Patanjali’s Yoga Sutras outline the eight limbs of yoga as a guide on how to live a meaningful and purposeful life. The fifth limb, Pratyahara, or the withdrawal from senses, is about taking us from the outer world to the inner, and it’s one of the most important limbs. Pratyahara changes our state of mind so that we become so absorbed in what it is we’re focussing on that the things outside of ourselves no longer bother us, and we’re able to meditate without becoming easily distracted. The float tank helps us get there by offering a serene environment without distracting sights and sounds, or the constant and uncomfortable effects of gravity. It’s normal for the mind to resist this deep relaxation but after 20-25 minutes in the tank, floaters’ brain wave patterns appear very similar to those of experienced meditators. When we completely surrender to the float, amazing things can happen to our mind, body and soul.
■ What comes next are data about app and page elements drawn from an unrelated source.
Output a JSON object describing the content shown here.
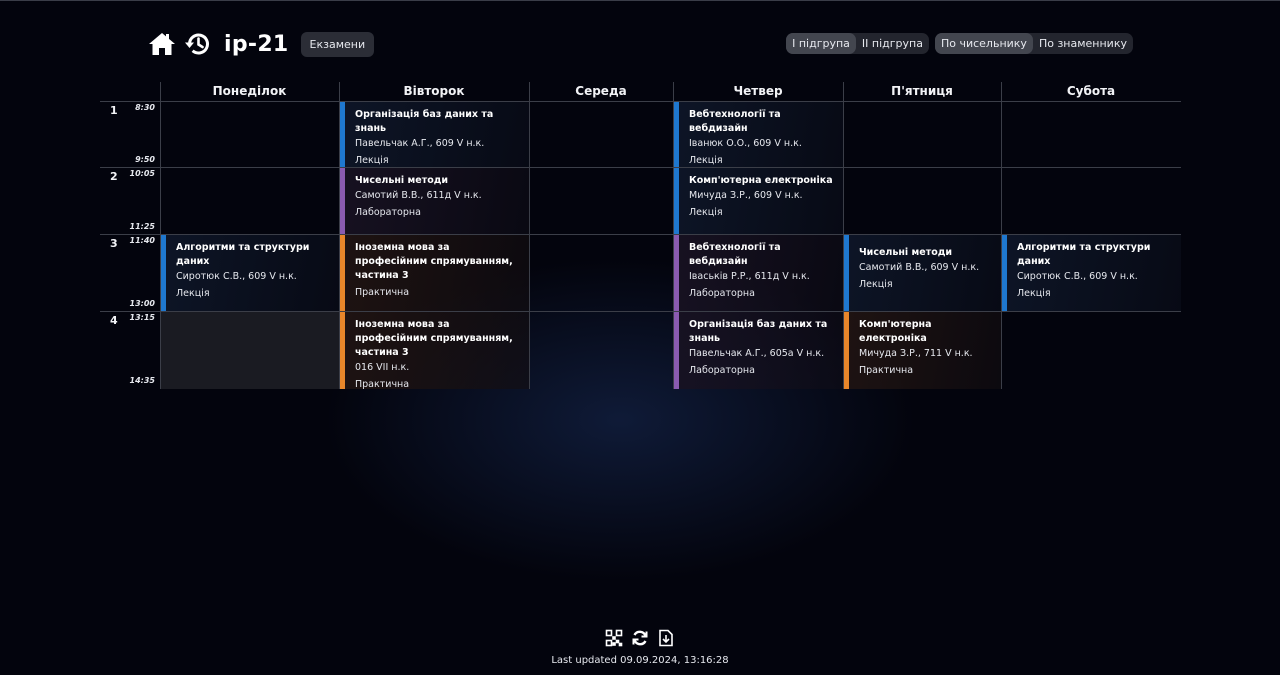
{
  "header": {
    "group": "ip-21",
    "exams_label": "Екзамени",
    "icons": [
      "home-icon",
      "history-icon"
    ]
  },
  "subgroup_toggle": {
    "options": [
      "I підгрупа",
      "II підгрупа"
    ],
    "selected": "I підгрупа"
  },
  "week_toggle": {
    "options": [
      "По чисельнику",
      "По знаменнику"
    ],
    "selected": "По чисельнику"
  },
  "days": [
    "Понеділок",
    "Вівторок",
    "Середа",
    "Четвер",
    "П'ятниця",
    "Субота"
  ],
  "slots": [
    {
      "num": "1",
      "start": "8:30",
      "end": "9:50"
    },
    {
      "num": "2",
      "start": "10:05",
      "end": "11:25"
    },
    {
      "num": "3",
      "start": "11:40",
      "end": "13:00"
    },
    {
      "num": "4",
      "start": "13:15",
      "end": "14:35"
    }
  ],
  "lessons": [
    {
      "subject": "Організація баз даних та знань",
      "teacher": "Павельчак А.Г., 609 V н.к.",
      "kind": "Лекція"
    },
    {
      "subject": "Вебтехнології та вебдизайн",
      "teacher": "Іванюк О.О., 609 V н.к.",
      "kind": "Лекція"
    },
    {
      "subject": "Чисельні методи",
      "teacher": "Самотий В.В., 611д V н.к.",
      "kind": "Лабораторна"
    },
    {
      "subject": "Комп'ютерна електроніка",
      "teacher": "Мичуда З.Р., 609 V н.к.",
      "kind": "Лекція"
    },
    {
      "subject": "Алгоритми та структури даних",
      "teacher": "Сиротюк С.В., 609 V н.к.",
      "kind": "Лекція"
    },
    {
      "subject": "Іноземна мова за професійним спрямуванням, частина 3",
      "teacher": "",
      "kind": "Практична"
    },
    {
      "subject": "Вебтехнології та вебдизайн",
      "teacher": "Іваськів Р.Р., 611д V н.к.",
      "kind": "Лабораторна"
    },
    {
      "subject": "Чисельні методи",
      "teacher": "Самотий В.В., 609 V н.к.",
      "kind": "Лекція"
    },
    {
      "subject": "Алгоритми та структури даних",
      "teacher": "Сиротюк С.В., 609 V н.к.",
      "kind": "Лекція"
    },
    {
      "subject": "Іноземна мова за професійним спрямуванням, частина 3",
      "teacher": "016 VII н.к.",
      "kind": "Практична"
    },
    {
      "subject": "Організація баз даних та знань",
      "teacher": "Павельчак А.Г., 605а V н.к.",
      "kind": "Лабораторна"
    },
    {
      "subject": "Комп'ютерна електроніка",
      "teacher": "Мичуда З.Р., 711 V н.к.",
      "kind": "Практична"
    }
  ],
  "colors": {
    "lecture": "#1f78cf",
    "lab": "#8a5bb0",
    "practice": "#e8862a",
    "background": "#03040d"
  },
  "footer": {
    "icons": [
      "qr-code-icon",
      "refresh-icon",
      "download-file-icon"
    ],
    "last_updated": "Last updated 09.09.2024, 13:16:28"
  }
}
Visit www.float8ion.com or call (754) 666-3588 with any questions or to book your float!